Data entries
──────────────────────────────
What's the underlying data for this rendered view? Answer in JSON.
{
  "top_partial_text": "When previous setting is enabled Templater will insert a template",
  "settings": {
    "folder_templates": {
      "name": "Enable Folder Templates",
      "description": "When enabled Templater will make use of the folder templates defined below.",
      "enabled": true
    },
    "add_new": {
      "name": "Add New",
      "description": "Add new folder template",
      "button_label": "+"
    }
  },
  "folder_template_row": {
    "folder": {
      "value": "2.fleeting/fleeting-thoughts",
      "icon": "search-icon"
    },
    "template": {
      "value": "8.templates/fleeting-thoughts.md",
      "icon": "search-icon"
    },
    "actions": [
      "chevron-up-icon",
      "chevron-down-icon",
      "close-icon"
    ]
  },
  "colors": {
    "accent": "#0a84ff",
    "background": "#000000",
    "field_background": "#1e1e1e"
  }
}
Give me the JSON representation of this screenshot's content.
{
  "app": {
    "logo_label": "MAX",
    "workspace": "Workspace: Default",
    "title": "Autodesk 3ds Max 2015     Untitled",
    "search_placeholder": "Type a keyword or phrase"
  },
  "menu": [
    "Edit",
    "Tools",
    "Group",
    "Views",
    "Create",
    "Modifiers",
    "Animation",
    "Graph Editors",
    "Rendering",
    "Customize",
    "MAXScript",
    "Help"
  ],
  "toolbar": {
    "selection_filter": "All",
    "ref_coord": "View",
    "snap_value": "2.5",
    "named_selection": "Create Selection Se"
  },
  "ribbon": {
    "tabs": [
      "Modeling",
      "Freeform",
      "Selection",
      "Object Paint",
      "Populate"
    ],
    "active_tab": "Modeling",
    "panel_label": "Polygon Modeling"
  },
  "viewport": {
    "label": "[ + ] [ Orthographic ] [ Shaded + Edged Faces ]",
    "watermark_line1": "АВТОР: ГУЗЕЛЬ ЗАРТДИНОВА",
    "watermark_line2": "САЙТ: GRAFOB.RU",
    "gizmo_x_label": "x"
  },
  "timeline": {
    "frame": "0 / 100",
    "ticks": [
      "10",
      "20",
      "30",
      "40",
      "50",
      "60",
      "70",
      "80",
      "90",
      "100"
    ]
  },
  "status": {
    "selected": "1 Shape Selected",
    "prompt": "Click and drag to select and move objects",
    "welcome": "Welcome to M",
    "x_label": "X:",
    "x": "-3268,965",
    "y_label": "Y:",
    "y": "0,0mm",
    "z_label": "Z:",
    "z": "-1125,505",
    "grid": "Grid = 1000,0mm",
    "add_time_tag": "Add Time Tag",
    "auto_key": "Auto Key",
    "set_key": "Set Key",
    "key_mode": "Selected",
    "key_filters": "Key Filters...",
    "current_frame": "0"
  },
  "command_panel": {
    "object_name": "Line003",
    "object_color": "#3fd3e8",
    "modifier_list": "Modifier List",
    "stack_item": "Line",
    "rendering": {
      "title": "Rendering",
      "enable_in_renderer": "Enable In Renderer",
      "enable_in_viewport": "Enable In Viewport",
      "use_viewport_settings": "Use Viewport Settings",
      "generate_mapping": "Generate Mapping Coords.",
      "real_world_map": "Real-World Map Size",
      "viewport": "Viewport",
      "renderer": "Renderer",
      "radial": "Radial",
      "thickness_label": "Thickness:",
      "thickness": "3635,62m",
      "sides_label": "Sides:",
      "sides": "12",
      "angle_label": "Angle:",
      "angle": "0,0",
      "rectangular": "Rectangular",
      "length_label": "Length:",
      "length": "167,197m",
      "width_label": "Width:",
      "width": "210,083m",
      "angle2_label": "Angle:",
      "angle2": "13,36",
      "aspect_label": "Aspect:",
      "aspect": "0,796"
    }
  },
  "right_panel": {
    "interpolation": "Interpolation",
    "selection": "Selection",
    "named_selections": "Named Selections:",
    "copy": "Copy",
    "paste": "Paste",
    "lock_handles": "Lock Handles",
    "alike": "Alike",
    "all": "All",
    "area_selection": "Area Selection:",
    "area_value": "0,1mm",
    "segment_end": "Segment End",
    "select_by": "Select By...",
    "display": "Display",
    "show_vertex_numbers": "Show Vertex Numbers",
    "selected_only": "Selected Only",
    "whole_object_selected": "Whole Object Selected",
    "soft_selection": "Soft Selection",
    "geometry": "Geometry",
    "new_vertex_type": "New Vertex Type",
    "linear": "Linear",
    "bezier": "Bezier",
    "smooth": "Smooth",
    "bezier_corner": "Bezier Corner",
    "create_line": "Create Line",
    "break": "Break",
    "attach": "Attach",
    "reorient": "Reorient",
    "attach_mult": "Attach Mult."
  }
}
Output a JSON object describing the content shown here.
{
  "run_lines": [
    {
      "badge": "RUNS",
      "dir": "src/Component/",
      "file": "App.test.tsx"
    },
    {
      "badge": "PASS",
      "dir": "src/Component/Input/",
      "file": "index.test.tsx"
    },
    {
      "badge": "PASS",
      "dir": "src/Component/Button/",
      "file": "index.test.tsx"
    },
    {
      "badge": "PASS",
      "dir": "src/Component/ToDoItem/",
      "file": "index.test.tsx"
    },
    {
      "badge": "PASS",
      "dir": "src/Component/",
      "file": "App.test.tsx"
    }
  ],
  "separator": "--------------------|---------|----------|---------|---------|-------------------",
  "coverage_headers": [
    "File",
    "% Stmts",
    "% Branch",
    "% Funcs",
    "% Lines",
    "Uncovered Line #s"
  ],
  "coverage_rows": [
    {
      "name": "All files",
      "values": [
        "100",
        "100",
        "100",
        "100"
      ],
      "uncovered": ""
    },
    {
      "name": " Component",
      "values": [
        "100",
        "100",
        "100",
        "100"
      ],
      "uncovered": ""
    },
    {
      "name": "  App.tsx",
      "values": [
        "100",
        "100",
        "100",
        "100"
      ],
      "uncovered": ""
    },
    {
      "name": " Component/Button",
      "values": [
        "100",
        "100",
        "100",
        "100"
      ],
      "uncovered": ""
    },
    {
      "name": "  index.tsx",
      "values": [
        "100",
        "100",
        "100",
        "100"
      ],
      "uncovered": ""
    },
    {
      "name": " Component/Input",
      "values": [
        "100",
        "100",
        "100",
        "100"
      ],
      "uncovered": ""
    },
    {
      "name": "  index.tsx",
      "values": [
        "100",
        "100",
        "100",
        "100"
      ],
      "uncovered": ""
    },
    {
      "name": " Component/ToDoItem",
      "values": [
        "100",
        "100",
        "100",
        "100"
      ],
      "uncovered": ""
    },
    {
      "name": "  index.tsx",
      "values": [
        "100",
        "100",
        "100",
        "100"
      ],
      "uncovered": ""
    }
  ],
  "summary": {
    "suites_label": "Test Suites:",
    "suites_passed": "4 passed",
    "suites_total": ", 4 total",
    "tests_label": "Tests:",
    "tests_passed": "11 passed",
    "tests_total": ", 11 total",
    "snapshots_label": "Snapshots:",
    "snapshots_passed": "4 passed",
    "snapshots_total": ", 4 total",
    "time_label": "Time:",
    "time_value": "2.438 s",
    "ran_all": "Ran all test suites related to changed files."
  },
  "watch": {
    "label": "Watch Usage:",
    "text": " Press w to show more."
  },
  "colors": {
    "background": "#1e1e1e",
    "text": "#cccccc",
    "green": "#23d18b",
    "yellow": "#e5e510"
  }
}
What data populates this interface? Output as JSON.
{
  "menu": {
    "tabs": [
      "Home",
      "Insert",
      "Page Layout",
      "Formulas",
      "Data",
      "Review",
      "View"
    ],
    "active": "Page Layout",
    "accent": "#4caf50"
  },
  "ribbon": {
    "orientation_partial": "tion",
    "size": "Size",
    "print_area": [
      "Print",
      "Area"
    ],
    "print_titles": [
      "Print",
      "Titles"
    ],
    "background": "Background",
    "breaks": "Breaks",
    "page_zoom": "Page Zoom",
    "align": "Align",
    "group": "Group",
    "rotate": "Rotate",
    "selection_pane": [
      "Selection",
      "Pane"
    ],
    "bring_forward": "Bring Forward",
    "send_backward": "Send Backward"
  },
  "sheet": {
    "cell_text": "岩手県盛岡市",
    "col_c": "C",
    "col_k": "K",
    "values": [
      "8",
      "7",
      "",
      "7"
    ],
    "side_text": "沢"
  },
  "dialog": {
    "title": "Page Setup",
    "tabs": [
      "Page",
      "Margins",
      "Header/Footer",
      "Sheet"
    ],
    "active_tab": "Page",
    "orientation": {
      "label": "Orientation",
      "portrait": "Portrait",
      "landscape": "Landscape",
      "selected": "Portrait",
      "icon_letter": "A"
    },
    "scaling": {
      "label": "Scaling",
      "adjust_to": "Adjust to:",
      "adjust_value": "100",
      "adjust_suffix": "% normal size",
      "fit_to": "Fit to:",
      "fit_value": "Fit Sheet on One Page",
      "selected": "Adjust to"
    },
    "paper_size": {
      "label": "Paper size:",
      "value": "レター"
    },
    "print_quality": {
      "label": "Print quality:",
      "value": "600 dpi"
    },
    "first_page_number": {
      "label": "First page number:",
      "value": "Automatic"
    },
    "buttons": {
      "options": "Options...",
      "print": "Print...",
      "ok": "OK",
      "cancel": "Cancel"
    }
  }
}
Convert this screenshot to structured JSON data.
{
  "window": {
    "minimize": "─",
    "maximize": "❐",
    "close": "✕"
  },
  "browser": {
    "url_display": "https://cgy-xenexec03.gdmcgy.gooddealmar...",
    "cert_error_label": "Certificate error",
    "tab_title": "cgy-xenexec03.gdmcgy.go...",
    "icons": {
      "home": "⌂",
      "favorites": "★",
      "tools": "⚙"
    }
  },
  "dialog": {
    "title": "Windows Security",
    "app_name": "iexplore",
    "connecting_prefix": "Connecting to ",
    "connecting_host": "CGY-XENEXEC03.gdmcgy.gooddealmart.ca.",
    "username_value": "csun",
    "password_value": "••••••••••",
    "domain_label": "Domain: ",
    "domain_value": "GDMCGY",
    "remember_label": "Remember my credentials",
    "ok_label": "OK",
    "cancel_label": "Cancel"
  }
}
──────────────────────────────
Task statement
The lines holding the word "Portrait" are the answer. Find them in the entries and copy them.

Output of the task
      "portrait": "Portrait",
      "selected": "Portrait",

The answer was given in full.